Billionaire Aga Khan lost £6.5m in French scam


TO GO WITH AFP STORY BY ISABELLE TOUSSAINT
Racehorse billionaire and Islamic spiritual leader the Aga Khan visits the renovated Musee du Cheval (The Museum of the Horse) in Chantilly, north of Paris, on its reopening day on June 15, 2013. Closed ten month for renovations, the museum reopened in 15 rooms tracing the history of the horse, man's companion since 6000 years, with more than 200 objects. AFP PHOTO / FRANCOIS GUILLOT        (Photo credit should read FRANCOIS GUILLOT/AFP via Getty Images)
TO GO WITH AFP STORY BY ISABELLE TOUSSAINT Racehorse billionaire and Islamic spiritual leader the Aga Khan visits the renovated Musee du Cheval (The Museum of the Horse) in Chantilly, north of Paris, on its reopening day on June 15, 2013. Closed ten month for renovations, the museum reopened in 15 rooms tracing the history of the horse, man's companion since 6000 years, with more than 200 objects. AFP PHOTO / FRANCOIS GUILLOT (Photo credit should read FRANCOIS GUILLOT/AFP via Getty Images)

THE billionaire leader of the world’s Ismaili Muslims Aga Khan was among the victims of a French scam which extorted €78 million (£66m) from the ‘rich and the famous’ in the world.



Aga Khan reportedly made five transfers for a total £17m in 2016 to Poland and China.

The fraudster used a rubber mask to impersonate the French defence minister on Skype to plead for funds for a secret government mission.
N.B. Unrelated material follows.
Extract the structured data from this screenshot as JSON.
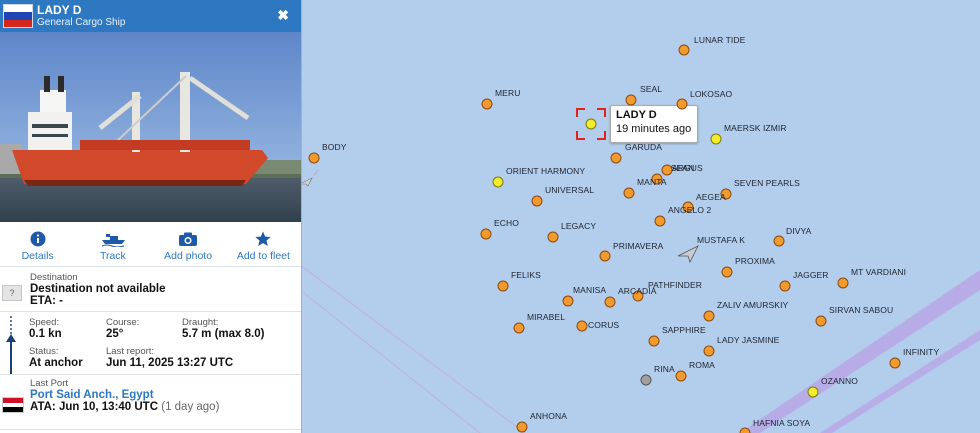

Three of the payments were frozen, but £6.5m vanished.

The trial in the case is underway in Paris.



The Franco-Israeli pair, Gilbert Chikli, 54, and Anthony Lasarevitsch, 35, are being tried as the alleged masterminds of the group, while five others face lesser complicity charges.
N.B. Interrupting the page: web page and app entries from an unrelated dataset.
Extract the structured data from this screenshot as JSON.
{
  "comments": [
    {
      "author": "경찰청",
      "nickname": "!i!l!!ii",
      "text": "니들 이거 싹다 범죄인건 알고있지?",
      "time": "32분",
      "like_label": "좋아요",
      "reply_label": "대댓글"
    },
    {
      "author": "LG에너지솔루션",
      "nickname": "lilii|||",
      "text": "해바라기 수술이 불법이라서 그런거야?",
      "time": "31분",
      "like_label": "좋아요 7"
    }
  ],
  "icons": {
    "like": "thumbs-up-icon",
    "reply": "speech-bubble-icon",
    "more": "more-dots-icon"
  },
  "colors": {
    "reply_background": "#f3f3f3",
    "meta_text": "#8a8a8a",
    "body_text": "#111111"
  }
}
The gang contacted 150 corporate chief executives, heads of state, ambassadors and religious leaders using the identity of Jean-Yves Le Drian, the current French foreign minister.

Chikli and others made the targets believe they were being contacted by Le Drian, then defence minister, who would request money to pay ransoms for journalists being held hostage by Islamists in the Middle East.



The ‘fake’ Le Drian assured payments would be untraceable, as France officially does not pay ransoms to hostagetakers, and asked for the funds to be placed in a bank in China.

Turkish business magnate Inan Kirac was allegedly convinced to wire more than £36m and Corinne Mentzelopoulos, the owner of Chateau Margaux, handed over £5m.

The targets received an initial telephone call from someone in Le Drian’s inner circle. Then the “minister” in person, first on the phone then in a carefully staged Skype call in which the Le Drian lookalike sat in a perfect mock-up of his office, complete with flags and portrait of then-president François Hollande.



In 2015, a French court convicted Chikli in absentia to seven years in prison for similar scams in 2005 and 2006, in which he posed as business chief executives.

After two years, he was arrested with Lasarevitsch in Ukraine. Prosecutors said another rubber mask was being prepared to mimic the features of Prince Albert II of Monaco.

The team was also preparing masks for president Emmanuel Macron and former presidents François Hollande and Nicolas Sarkozy.